§ Task goal: Match the word "Path". Return each line of the data below where it appears.

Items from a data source
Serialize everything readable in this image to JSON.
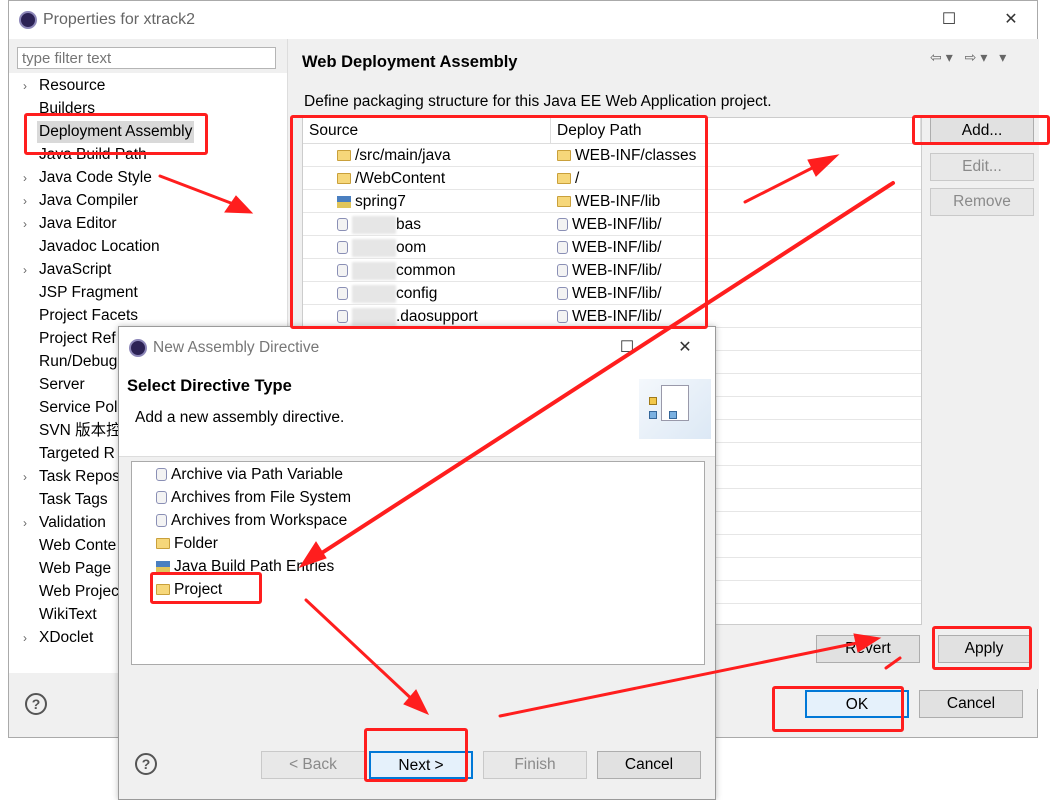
{
  "props_window": {
    "title": "Properties for xtrack2",
    "filter_placeholder": "type filter text",
    "tree": [
      {
        "label": "Resource",
        "arrow": true
      },
      {
        "label": "Builders",
        "arrow": false
      },
      {
        "label": "Deployment Assembly",
        "arrow": false,
        "selected": true
      },
      {
        "label": "Java Build Path",
        "arrow": false
      },
      {
        "label": "Java Code Style",
        "arrow": true
      },
      {
        "label": "Java Compiler",
        "arrow": true
      },
      {
        "label": "Java Editor",
        "arrow": true
      },
      {
        "label": "Javadoc Location",
        "arrow": false
      },
      {
        "label": "JavaScript",
        "arrow": true
      },
      {
        "label": "JSP Fragment",
        "arrow": false
      },
      {
        "label": "Project Facets",
        "arrow": false
      },
      {
        "label": "Project Ref",
        "arrow": false
      },
      {
        "label": "Run/Debug",
        "arrow": false
      },
      {
        "label": "Server",
        "arrow": false
      },
      {
        "label": "Service Pol",
        "arrow": false
      },
      {
        "label": "SVN 版本控",
        "arrow": false
      },
      {
        "label": "Targeted R",
        "arrow": false
      },
      {
        "label": "Task Repos",
        "arrow": true
      },
      {
        "label": "Task Tags",
        "arrow": false
      },
      {
        "label": "Validation",
        "arrow": true
      },
      {
        "label": "Web Conte",
        "arrow": false
      },
      {
        "label": "Web Page",
        "arrow": false
      },
      {
        "label": "Web Projec",
        "arrow": false
      },
      {
        "label": "WikiText",
        "arrow": false
      },
      {
        "label": "XDoclet",
        "arrow": true
      }
    ],
    "page_title": "Web Deployment Assembly",
    "description": "Define packaging structure for this Java EE Web Application project.",
    "table": {
      "col_source": "Source",
      "col_deploy": "Deploy Path",
      "rows": [
        {
          "source": "/src/main/java",
          "deploy": "WEB-INF/classes",
          "icon": "folder-icon",
          "blurred": false
        },
        {
          "source": "/WebContent",
          "deploy": "/",
          "icon": "folder-icon",
          "blurred": false
        },
        {
          "source": "spring7",
          "deploy": "WEB-INF/lib",
          "icon": "library-icon",
          "blurred": false
        },
        {
          "source": "bas",
          "deploy": "WEB-INF/lib/",
          "icon": "project-icon",
          "blurred": true
        },
        {
          "source": "oom",
          "deploy": "WEB-INF/lib/",
          "icon": "project-icon",
          "blurred": true
        },
        {
          "source": "common",
          "deploy": "WEB-INF/lib/",
          "icon": "project-icon",
          "blurred": true
        },
        {
          "source": "config",
          "deploy": "WEB-INF/lib/",
          "icon": "project-icon",
          "blurred": true
        },
        {
          "source": ".daosupport",
          "deploy": "WEB-INF/lib/",
          "icon": "project-icon",
          "blurred": true
        }
      ]
    },
    "buttons": {
      "add": "Add...",
      "edit": "Edit...",
      "remove": "Remove",
      "revert": "Revert",
      "apply": "Apply",
      "ok": "OK",
      "cancel": "Cancel"
    }
  },
  "dialog": {
    "title": "New Assembly Directive",
    "heading": "Select Directive Type",
    "subtitle": "Add a new assembly directive.",
    "items": [
      {
        "label": "Archive via Path Variable",
        "icon": "jar-icon"
      },
      {
        "label": "Archives from File System",
        "icon": "jar-icon"
      },
      {
        "label": "Archives from Workspace",
        "icon": "jar-icon"
      },
      {
        "label": "Folder",
        "icon": "folder-icon"
      },
      {
        "label": "Java Build Path Entries",
        "icon": "library-icon"
      },
      {
        "label": "Project",
        "icon": "open-folder-icon"
      }
    ],
    "buttons": {
      "back": "< Back",
      "next": "Next >",
      "finish": "Finish",
      "cancel": "Cancel"
    }
  },
  "colors": {
    "annotation": "#ff1e1e",
    "focus": "#0078d7"
  }
}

§ Reply to the exercise:
        "label": "Java Build Path",
      "col_deploy": "Deploy Path",
        "label": "Archive via Path Variable",
        "label": "Java Build Path Entries",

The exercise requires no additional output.